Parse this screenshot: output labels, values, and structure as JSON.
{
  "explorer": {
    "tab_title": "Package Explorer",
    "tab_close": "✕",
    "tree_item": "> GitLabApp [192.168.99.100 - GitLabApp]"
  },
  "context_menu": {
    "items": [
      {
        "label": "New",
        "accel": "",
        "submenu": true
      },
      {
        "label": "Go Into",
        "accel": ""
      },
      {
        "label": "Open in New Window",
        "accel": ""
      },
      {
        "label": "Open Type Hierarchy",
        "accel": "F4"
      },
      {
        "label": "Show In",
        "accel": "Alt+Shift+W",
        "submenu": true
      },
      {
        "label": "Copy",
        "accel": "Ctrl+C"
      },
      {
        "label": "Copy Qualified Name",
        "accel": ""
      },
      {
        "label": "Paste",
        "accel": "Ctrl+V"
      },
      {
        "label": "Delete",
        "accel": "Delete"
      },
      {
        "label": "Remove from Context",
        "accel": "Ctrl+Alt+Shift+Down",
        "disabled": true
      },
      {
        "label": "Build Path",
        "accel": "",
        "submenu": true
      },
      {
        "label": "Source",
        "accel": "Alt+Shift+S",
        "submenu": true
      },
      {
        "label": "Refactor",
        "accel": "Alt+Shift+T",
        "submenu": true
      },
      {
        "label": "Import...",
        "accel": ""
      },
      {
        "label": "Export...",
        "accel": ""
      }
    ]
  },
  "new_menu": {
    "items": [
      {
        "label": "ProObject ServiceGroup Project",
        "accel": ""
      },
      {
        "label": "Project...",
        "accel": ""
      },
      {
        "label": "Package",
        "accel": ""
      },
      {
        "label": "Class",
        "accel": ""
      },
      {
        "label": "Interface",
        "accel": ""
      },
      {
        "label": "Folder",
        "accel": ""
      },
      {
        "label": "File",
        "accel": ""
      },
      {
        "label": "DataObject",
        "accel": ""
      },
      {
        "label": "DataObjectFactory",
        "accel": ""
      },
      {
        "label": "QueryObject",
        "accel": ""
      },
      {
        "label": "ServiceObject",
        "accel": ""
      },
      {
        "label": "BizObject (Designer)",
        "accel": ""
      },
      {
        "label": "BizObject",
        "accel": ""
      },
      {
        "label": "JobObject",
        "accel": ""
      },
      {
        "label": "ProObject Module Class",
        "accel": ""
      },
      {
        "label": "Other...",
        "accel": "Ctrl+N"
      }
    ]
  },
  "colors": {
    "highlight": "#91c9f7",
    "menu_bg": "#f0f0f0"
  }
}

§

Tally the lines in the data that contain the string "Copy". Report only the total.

2